‘He’d go to the Hotel Bondi and he ran the SP there every Saturday afternoon for years and years.’
When Kirkwood died in August 1961, aged just 52, newspapers (left and right) described him as the ‘miracle man’ who willed himself to walk again after suffering war wounds that should have taken his life
When the famous photograph was taken at the pub Kirkwood would have been only 42 but Toner said from his great uncle’s teenage years he had looked at least a decade older than he was.
‘He lost his hair at a very early age,’ Toner said. ‘Most of the Kirkwoods lost their hair by the time they were 21.
‘They were all born with second-hand heads – they all looked old. The whole lot of them.’
Kirkwood is pictured leaning out the window of his flat in Brighton Boulevard, Bondi about 1960, a year before he died
When Kirkwood died in August 1961, aged just 52, newspapers described him as the ‘miracle man’ who willed himself to walk again after suffering war wounds that should have taken his life.
‘It was with sincere regret that we learned of the recent sad passing of Jack Kirkwood,’ the Bondi Press reported.
‘A notable and very popular figure in his motorised wheelchair, “Bluey”, as he was more affectionately called, became a household word here at the North Bondi RSL, his “Home Club”.

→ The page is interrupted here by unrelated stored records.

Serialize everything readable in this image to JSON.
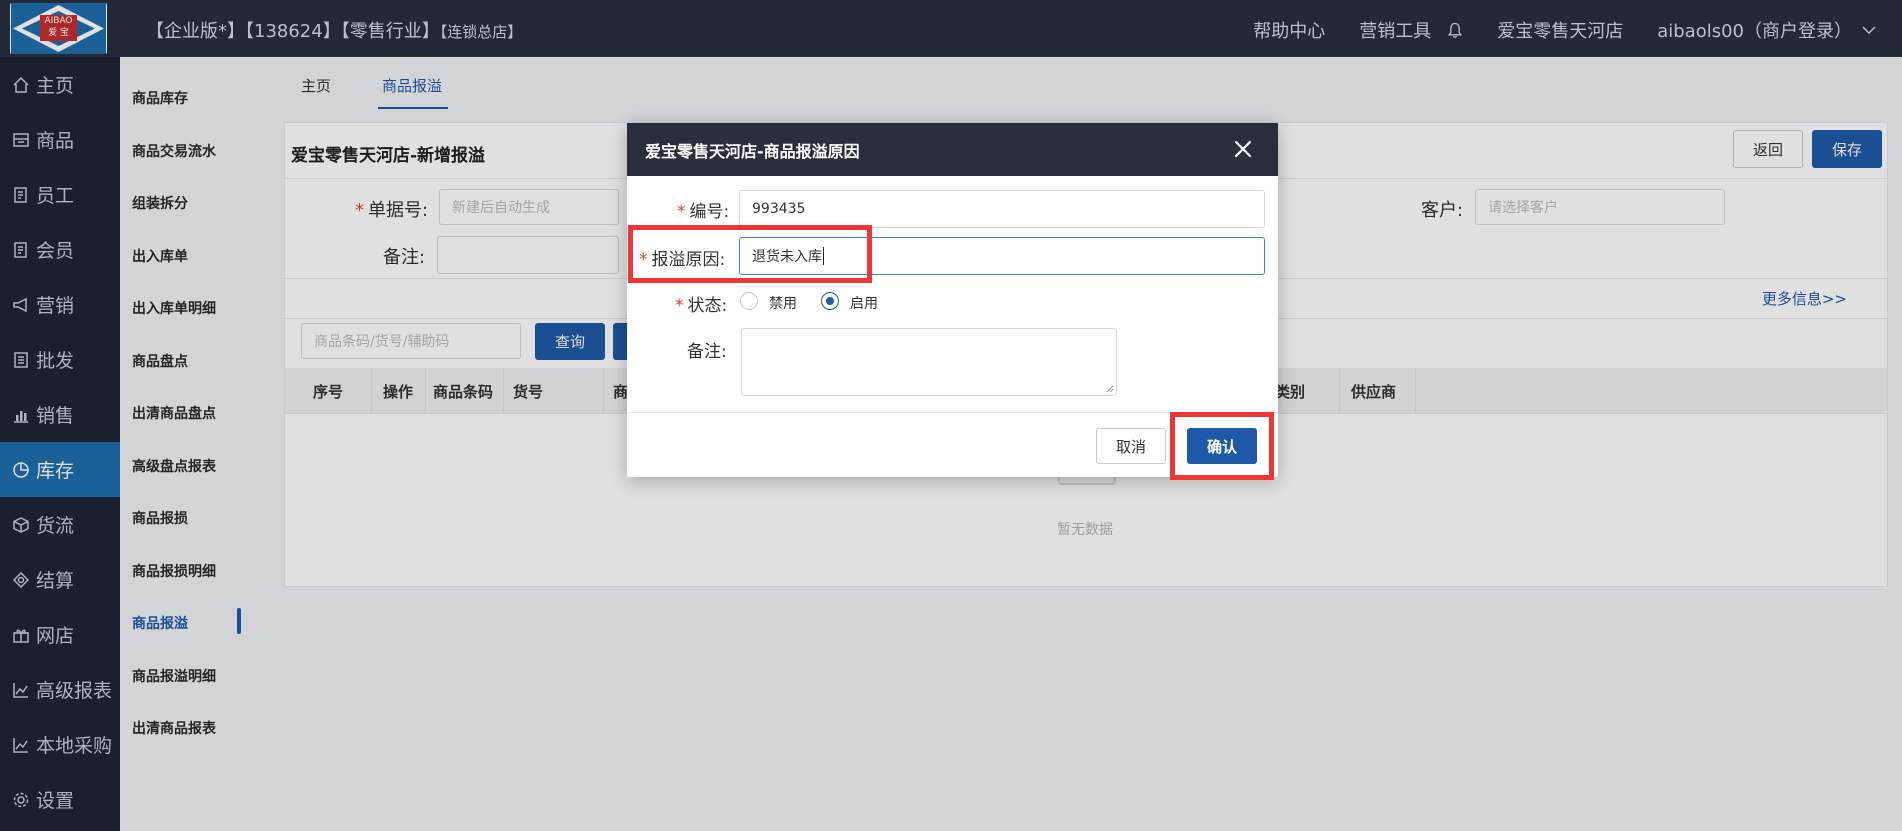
{
  "topbar": {
    "logo_text_top": "AIBAO",
    "logo_text_bottom": "爱 宝",
    "title_main": "【企业版*】【138624】【零售行业】",
    "title_small": "【连锁总店】",
    "help": "帮助中心",
    "marketing_tools": "营销工具",
    "store": "爱宝零售天河店",
    "user": "aibaols00（商户登录）"
  },
  "sidebar": {
    "items": [
      {
        "label": "主页",
        "icon": "home-icon"
      },
      {
        "label": "商品",
        "icon": "goods-icon"
      },
      {
        "label": "员工",
        "icon": "employee-icon"
      },
      {
        "label": "会员",
        "icon": "member-icon"
      },
      {
        "label": "营销",
        "icon": "megaphone-icon"
      },
      {
        "label": "批发",
        "icon": "wholesale-icon"
      },
      {
        "label": "销售",
        "icon": "sales-chart-icon"
      },
      {
        "label": "库存",
        "icon": "pie-chart-icon"
      },
      {
        "label": "货流",
        "icon": "cube-icon"
      },
      {
        "label": "结算",
        "icon": "settle-icon"
      },
      {
        "label": "网店",
        "icon": "gift-icon"
      },
      {
        "label": "高级报表",
        "icon": "line-chart-icon"
      },
      {
        "label": "本地采购",
        "icon": "line-chart-icon"
      },
      {
        "label": "设置",
        "icon": "gear-icon"
      }
    ],
    "active_index": 7
  },
  "subnav": {
    "items": [
      "商品库存",
      "商品交易流水",
      "组装拆分",
      "出入库单",
      "出入库单明细",
      "商品盘点",
      "出清商品盘点",
      "高级盘点报表",
      "商品报损",
      "商品报损明细",
      "商品报溢",
      "商品报溢明细",
      "出清商品报表"
    ],
    "active_index": 10
  },
  "tabs": {
    "home": "主页",
    "current": "商品报溢"
  },
  "panel": {
    "title": "爱宝零售天河店-新增报溢",
    "back_label": "返回",
    "save_label": "保存",
    "doc_no_label": "单据号:",
    "doc_no_placeholder": "新建后自动生成",
    "remark_label": "备注:",
    "customer_label": "客户:",
    "customer_placeholder": "请选择客户",
    "more_info": "更多信息>>",
    "search_placeholder": "商品条码/货号/辅助码",
    "query_label": "查询",
    "columns": [
      "序号",
      "操作",
      "商品条码",
      "货号",
      "商",
      "类别",
      "供应商"
    ],
    "empty_text": "暂无数据"
  },
  "modal": {
    "title": "爱宝零售天河店-商品报溢原因",
    "code_label": "编号:",
    "code_value": "993435",
    "reason_label": "报溢原因:",
    "reason_value": "退货未入库",
    "status_label": "状态:",
    "status_disabled": "禁用",
    "status_enabled": "启用",
    "status_selected": "启用",
    "remark_label": "备注:",
    "cancel_label": "取消",
    "confirm_label": "确认"
  },
  "colors": {
    "accent": "#1e5aa8",
    "topbar": "#2a2f3e",
    "sidebar": "#1f2535",
    "active_menu": "#1d6fae",
    "highlight": "#ee3636"
  }
}
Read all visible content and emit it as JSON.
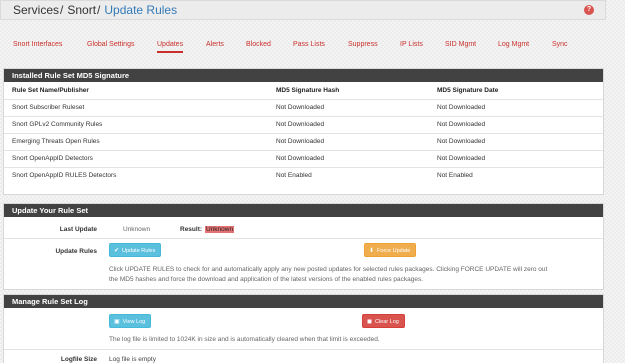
{
  "breadcrumb": {
    "crumb1": "Services",
    "crumb2": "Snort",
    "current": "Update Rules",
    "separator": "/"
  },
  "help_icon": "?",
  "tabs": [
    {
      "label": "Snort Interfaces"
    },
    {
      "label": "Global Settings"
    },
    {
      "label": "Updates"
    },
    {
      "label": "Alerts"
    },
    {
      "label": "Blocked"
    },
    {
      "label": "Pass Lists"
    },
    {
      "label": "Suppress"
    },
    {
      "label": "IP Lists"
    },
    {
      "label": "SID Mgmt"
    },
    {
      "label": "Log Mgmt"
    },
    {
      "label": "Sync"
    }
  ],
  "installed": {
    "heading": "Installed Rule Set MD5 Signature",
    "columns": [
      "Rule Set Name/Publisher",
      "MD5 Signature Hash",
      "MD5 Signature Date"
    ],
    "rows": [
      [
        "Snort Subscriber Ruleset",
        "Not Downloaded",
        "Not Downloaded"
      ],
      [
        "Snort GPLv2 Community Rules",
        "Not Downloaded",
        "Not Downloaded"
      ],
      [
        "Emerging Threats Open Rules",
        "Not Downloaded",
        "Not Downloaded"
      ],
      [
        "Snort OpenAppID Detectors",
        "Not Downloaded",
        "Not Downloaded"
      ],
      [
        "Snort OpenAppID RULES Detectors",
        "Not Enabled",
        "Not Enabled"
      ]
    ]
  },
  "update": {
    "heading": "Update Your Rule Set",
    "last_update_label": "Last Update",
    "last_update_value": "Unknown",
    "result_label": "Result:",
    "result_value": "Unknown",
    "update_rules_label": "Update Rules",
    "update_button": "Update Rules",
    "force_button": "Force Update",
    "help_line1": "Click UPDATE RULES to check for and automatically apply any new posted updates for selected rules packages. Clicking FORCE UPDATE will zero out",
    "help_line2": "the MD5 hashes and force the download and application of the latest versions of the enabled rules packages."
  },
  "log": {
    "heading": "Manage Rule Set Log",
    "view_button": "View Log",
    "clear_button": "Clear Log",
    "help": "The log file is limited to 1024K in size and is automatically cleared when that limit is exceeded.",
    "size_label": "Logfile Size",
    "size_value": "Log file is empty"
  },
  "icons": {
    "help": "question-circle-icon",
    "update": "check-icon",
    "force": "download-icon",
    "view": "file-icon",
    "clear": "trash-icon"
  },
  "colors": {
    "accent": "#c9302c",
    "link": "#337ab7",
    "heading": "#424242",
    "info": "#5bc0de",
    "warning": "#f0ad4e",
    "danger": "#d9534f"
  }
}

‘Never failing to miss an Anzac Commemoration March, except when the doctors ordered him to, his round cheerful face and boisterous joviality will be dearly missed in the years ahead.’
When Toner’s parents died he inherited the collection of photographs and war papers belonging to Bluey Kirkwood which he keeps in scrapbooks at home.
While Kirwood was once a well-known name around Bondi the line has just about died out.
‘There was a fair few of them down there, back behind Bondi Beach,’ Toner said. ‘I’m the only survivor.’
Toner remembers the fighting Kirkwood family with fondness, for all their foibles and faults.
‘They were a pretty rowdy bunch, even the women,’ he said. ‘It’s just that old left-over thing from the Irish and Scottish ancestry.
‘It was a sign of the times in the 1920s through to the 1950s. It was just the way it was back then. Nothing special about it.’
The picture showing Bluey Kirkwood is a favourite at the Australian Hotels Association and hangs in the New South Wales branch office. ‘The image certainly is iconic – capturing a snapshot in time at one of our best pubs – obviously a period when there was still a ladies lounge,’ said AHA NSW director of liquor and policing John Green